I think Todd Pruitt is exactly right about the “eat the meat, spit out the bones” approach to Critical Theory and its offshoots. It’s not that you can never find the occasional insight. It’s that there is no insight there that can only be found there, and it’s a dangerous source to send people to. Pruitt writes:
‘Few (if any) would say that there are no true statements or insights to be found within Critical Theory or its offshoots. The question is whether Critical Race Theory offers unique and helpful insights without being laden with the profound errors of Critical Theory. I say no. Consider the prosperity gospel. Kenneth Copeland says “Jesus is Lord.” Certainly, that is true. But his problems and those found throughout prosperity teaching are so grave that seeking to pick out the meat would be a hopeless exercise. Or what of Kinism? I would never tell anyone to pick out the meat and spit out bones of Kinism. As a pastor I would tell the average congregant to avoid such errant teachings altogether lest the enemy use those errors to lead them astray. This ought to be wisdom basic to all pastors.’
Is there something in CRT that Christians need for life and godliness that they cannot find in God’s own revelation of himself? Have you considered the implications of answering “yes” to that question?
I have yet to find anyone who can show me a helpful “insight” from CRT that I couldn’t have gotten from God’s revelation and sound reason without CRT. For example, intersectionality teaches rightly that it is possible for people to be discriminated against on the basis of more than one personal characteristic. That is an absolutely true “insight,” but I don’t need CRT to arrive at that insight. All I need is a biblical doctrine of sin.
And that is the issue that Todd brings out so well. Why send people to CRT sources to chew up meat and spit out bones when I can send them to other sources that are all meat and no bones? Why push for sources that will inevitably cause at least some saints to choke? As indeed some already are (whether they realize it or not).
In a recent essay at Mere Orthodoxy, Anthony Bradley writes:
‘Many progressives today treat CRT as a complete doctrine that must be applied through every level of society while conservatives react against this and reject CRT in its entirety. Both approaches are wrong-headed and simplistic.’
This isn’t quite right. Conservatives who “reject CRT in its entirety” aren’t denying “insights” like the item about intersectionality that I mention above. We are denying that CRT as a worldview is a suitable or safe place for God’s people to go mining for truth. It’s one thing to have an academic discussion in a PhD seminar. It’s entirely another to talk about what we are commending to our congregations.
I require my hermeneutics students read Bultmann, but I will never commend Bultmann to my students or to anyone else as if they should mine his works for spiritual treasures. Will you find some insights? Yes, you will. But you will also find some poisonous, damnable error. You don’t send ordinary believers to Bultmann to discover what they need for life and godliness. I’m not relying on Bultmann for whatever paltry meat offerings he may have, and I’m not recommending anyone else to rely on him for that either.
I imagine that one could find valuable items at the local landfill if he searched long and hard enough, but he’s more likely to get injured or sick in the process.
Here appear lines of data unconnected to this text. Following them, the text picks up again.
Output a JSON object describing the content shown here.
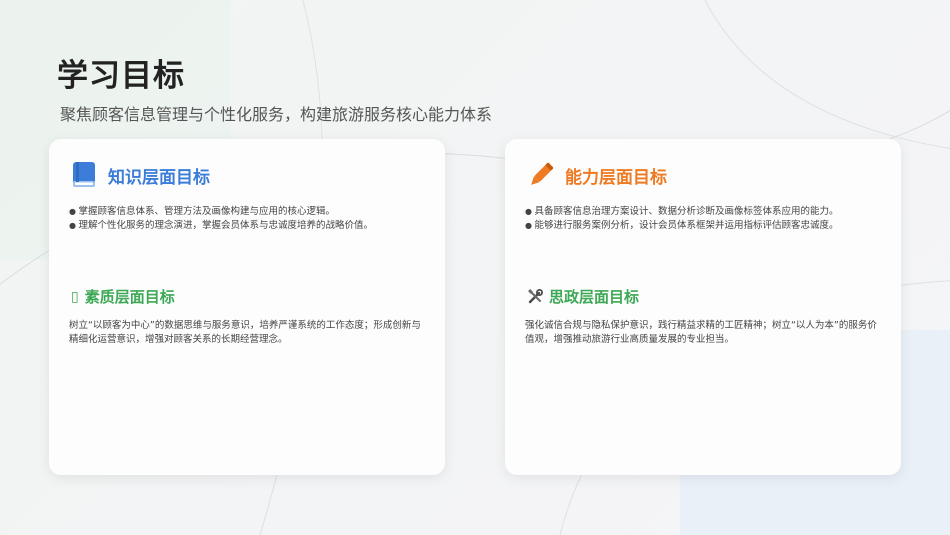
{
  "page": {
    "title": "学习目标",
    "subtitle": "聚焦顾客信息管理与个性化服务，构建旅游服务核心能力体系"
  },
  "cards": [
    {
      "knowledge": {
        "icon": "book-icon",
        "title": "知识层面目标",
        "color": "#3b7dd8",
        "bullets": [
          "掌握顾客信息体系、管理方法及画像构建与应用的核心逻辑。",
          "理解个性化服务的理念演进，掌握会员体系与忠诚度培养的战略价值。"
        ]
      },
      "quality": {
        "icon": "missing-glyph-icon",
        "icon_glyph": "▯",
        "title": "素质层面目标",
        "color": "#3da855",
        "text": "树立“以顾客为中心”的数据思维与服务意识，培养严谨系统的工作态度；形成创新与精细化运营意识，增强对顾客关系的长期经营理念。"
      }
    },
    {
      "ability": {
        "icon": "pencil-icon",
        "title": "能力层面目标",
        "color": "#ee7a22",
        "bullets": [
          "具备顾客信息治理方案设计、数据分析诊断及画像标签体系应用的能力。",
          "能够进行服务案例分析，设计会员体系框架并运用指标评估顾客忠诚度。"
        ]
      },
      "ideology": {
        "icon": "tools-icon",
        "title": "思政层面目标",
        "color": "#3da855",
        "text": "强化诚信合规与隐私保护意识，践行精益求精的工匠精神；树立“以人为本”的服务价值观，增强推动旅游行业高质量发展的专业担当。"
      }
    }
  ]
}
That’s why if I want to give something valuable to a loved one or a friend, I don’t send them to the dump. I feel similarly about the worldview on offer in CRT. I can’t risk injury to God’s people based on the chimeric promise that they might find something valuable. There is much obvious danger afoot in CRT, and there are much better sources I could commend to the body of Christ.
One of my congregants recently sent me a photo of a table with a stack of books on it written by Ibram X. Kendi and Robin Diangelo. This church member snapped the photo at his workplace where the stacks of books were being disseminated to employees by the HR department. This is just one instance of something that is happening in HR departments across the country. I’ve already seen evidence of my own church members being involuntarily catechized in this material, so it rings a little hollow when people tell me that the concern about CRT is much ado about nothing.
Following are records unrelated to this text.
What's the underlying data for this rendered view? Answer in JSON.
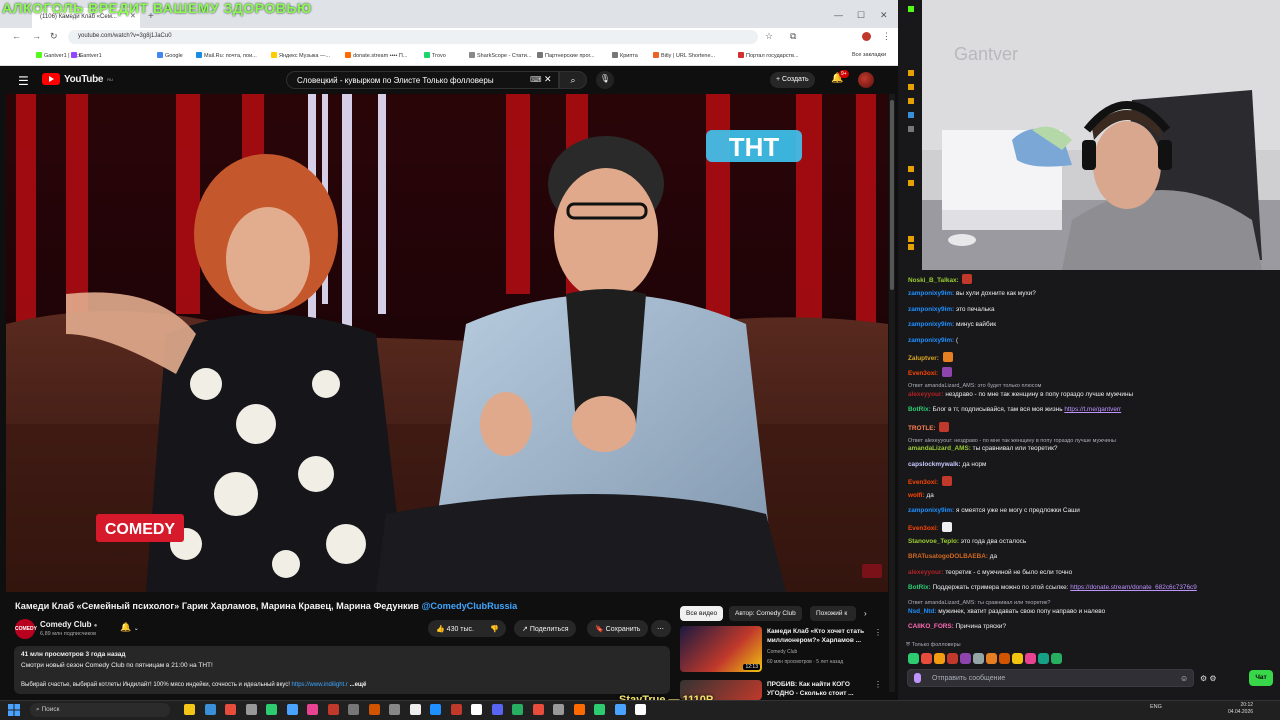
{
  "overlay_text": "АЛКОГОЛЬ ВРЕДИТ ВАШЕМУ ЗДОРОВЬЮ",
  "browser": {
    "tab_title": "(1106) Камеди Клаб «Сем...",
    "url": "youtube.com/watch?v=3g8j1JaCu0",
    "bookmarks": [
      {
        "label": "Gantver1 | Kick",
        "color": "#53fc18"
      },
      {
        "label": "Gantver1",
        "color": "#9146ff"
      },
      {
        "label": "Google",
        "color": "#4285f4"
      },
      {
        "label": "Mail.Ru: почта, пои...",
        "color": "#168de2"
      },
      {
        "label": "Яндекс Музыка —...",
        "color": "#ffcc00"
      },
      {
        "label": "donate.stream •••• П...",
        "color": "#ff6a00"
      },
      {
        "label": "Trovo",
        "color": "#19d66b"
      },
      {
        "label": "SharkScope - Стати...",
        "color": "#888888"
      },
      {
        "label": "Партнерские прог...",
        "color": "#777777"
      },
      {
        "label": "Крипта",
        "color": "#777777"
      },
      {
        "label": "Bitly | URL Shortene...",
        "color": "#ee6123"
      },
      {
        "label": "Портал государств...",
        "color": "#d32f2f"
      }
    ],
    "all_bookmarks": "Все закладки"
  },
  "youtube": {
    "logo": "YouTube",
    "logo_region": "RU",
    "search_value": "Словецкий - кувырком по Элисте   Только фолловеры",
    "create_label": "Создать",
    "notifications": "9+",
    "video_title": "Камеди Клаб «Семейный психолог» Гарик Харламов, Марина Кравец, Марина Федункив",
    "channel_tag": "@ComedyClubRussia",
    "channel": {
      "name": "Comedy Club",
      "subs": "6,89 млн подписчиков",
      "avatar_text": "COMEDY"
    },
    "likes": "430 тыс.",
    "share_label": "Поделиться",
    "save_label": "Сохранить",
    "description": {
      "meta": "41 млн просмотров  3 года назад",
      "line1": "Смотри новый сезон Comedy Club по пятницам в 21:00 на ТНТ!",
      "line2": "Выбирай счастье, выбирай котлеты Индилайт! 100% мясо индейки, сочность и идеальный вкус!",
      "link": "https://www.indilight.r",
      "more": "...ещё"
    },
    "chips": [
      "Все видео",
      "Автор: Comedy Club",
      "Похожий к"
    ],
    "recommendations": [
      {
        "title": "Камеди Клаб «Кто хочет стать миллионером?» Харламов ...",
        "channel": "Comedy Club",
        "meta": "60 млн просмотров · 5 лет назад",
        "duration": "12:13"
      },
      {
        "title": "ПРОБИВ: Как найти КОГО УГОДНО - Сколько стоит ...",
        "channel": "",
        "meta": "",
        "duration": ""
      }
    ],
    "video_watermark": "ТНТ",
    "video_logo": "COMEDY"
  },
  "stream_overlay": "StayTrue — 1110P",
  "chat": {
    "messages": [
      {
        "user": "Noski_B_Talkax:",
        "color": "#9acd32",
        "text": "",
        "emote": "#c0392b"
      },
      {
        "user": "zamponixy9im:",
        "color": "#1e90ff",
        "text": "вы хули дохните как мухи?"
      },
      {
        "user": "zamponixy9im:",
        "color": "#1e90ff",
        "text": "это печалька"
      },
      {
        "user": "zamponixy9im:",
        "color": "#1e90ff",
        "text": "минус вайбик"
      },
      {
        "user": "zamponixy9im:",
        "color": "#1e90ff",
        "text": "("
      },
      {
        "user": "Zaluptver:",
        "color": "#daa520",
        "text": "",
        "emote": "#e67e22"
      },
      {
        "user": "Even3oxi:",
        "color": "#ff4500",
        "text": "",
        "emote": "#8e44ad"
      },
      {
        "reply": "Ответ amandaLizard_AMS: это будет только плюсом"
      },
      {
        "user": "alexeyyour:",
        "color": "#b22222",
        "text": "нездраво - по мне так женщину в попу гораздо лучше мужчины"
      },
      {
        "user": "BotRix:",
        "color": "#2ecc71",
        "text": "Блог в тг, подписывайся, там вся моя жизнь",
        "link": "https://t.me/gantverr"
      },
      {
        "user": "TROTLE:",
        "color": "#ff7f50",
        "text": "",
        "emote": "#c0392b"
      },
      {
        "reply": "Ответ alexeyyour: нездраво - по мне так женщину в попу гораздо лучше мужчины"
      },
      {
        "user": "amandaLizard_AMS:",
        "color": "#9acd32",
        "text": "ты сравнивал или теоретик?"
      },
      {
        "user": "capslockmywalk:",
        "color": "#c9c9ff",
        "text": "да норм"
      },
      {
        "user": "Even3oxi:",
        "color": "#ff4500",
        "text": "",
        "emote": "#c0392b"
      },
      {
        "user": "wolfi:",
        "color": "#ff4500",
        "text": "да"
      },
      {
        "user": "zamponixy9im:",
        "color": "#1e90ff",
        "text": "я смеятся уже не могу с предложки Саши"
      },
      {
        "user": "Even3oxi:",
        "color": "#ff4500",
        "text": "",
        "emote": "#eeeeee"
      },
      {
        "user": "Stanovoe_Teplo:",
        "color": "#9acd32",
        "text": "это года два осталось"
      },
      {
        "user": "BRATusatogoDOLBAEBA:",
        "color": "#d2691e",
        "text": "да"
      },
      {
        "user": "alexeyyour:",
        "color": "#b22222",
        "text": "теоретик - с мужчиной не было если точно"
      },
      {
        "user": "BotRix:",
        "color": "#2ecc71",
        "text": "Поддержать стримера можно по этой ссылке:",
        "link": "https://donate.stream/donate_682c6c7376c9"
      },
      {
        "reply": "Ответ amandaLizard_AMS: ты сравнивал или теоретик?"
      },
      {
        "user": "Nsd_Ntd:",
        "color": "#1e90ff",
        "text": "мужинек, хватит раздавать свою попу направо и налево"
      },
      {
        "user": "CAIIKO_FORS:",
        "color": "#ff69b4",
        "text": "Причина тряски?"
      }
    ],
    "followers_only": "Только фолловеры",
    "input_placeholder": "Отправить сообщение",
    "send_label": "Чат"
  },
  "taskbar": {
    "search_placeholder": "Поиск",
    "tray": "ENG",
    "time": "20:12",
    "date": "04.04.2026"
  }
}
The concerns I’m raising are not one-offs. This material is everywhere right now, and Christians are trying to figure out how to be faithful knowing that racism is a sin while also sensing that the frameworks of CRT are both ubiquitous and filled with error. After reading Kendi and his explicit endorsement of racial discrimination, I’m convinced that anyone heeding his advice will end up being more racist, not less. It would be pastoral malpractice to commend such sources as if Christians should be mining them for all their worth. I’m doing the opposite. I’m warning them and pointing them elsewhere.
This isn’t a lack of precision or nuance or a refusal to carefully consider opposing arguments. It’s just Pastoring 101. I wish the other side of this conversation could see that.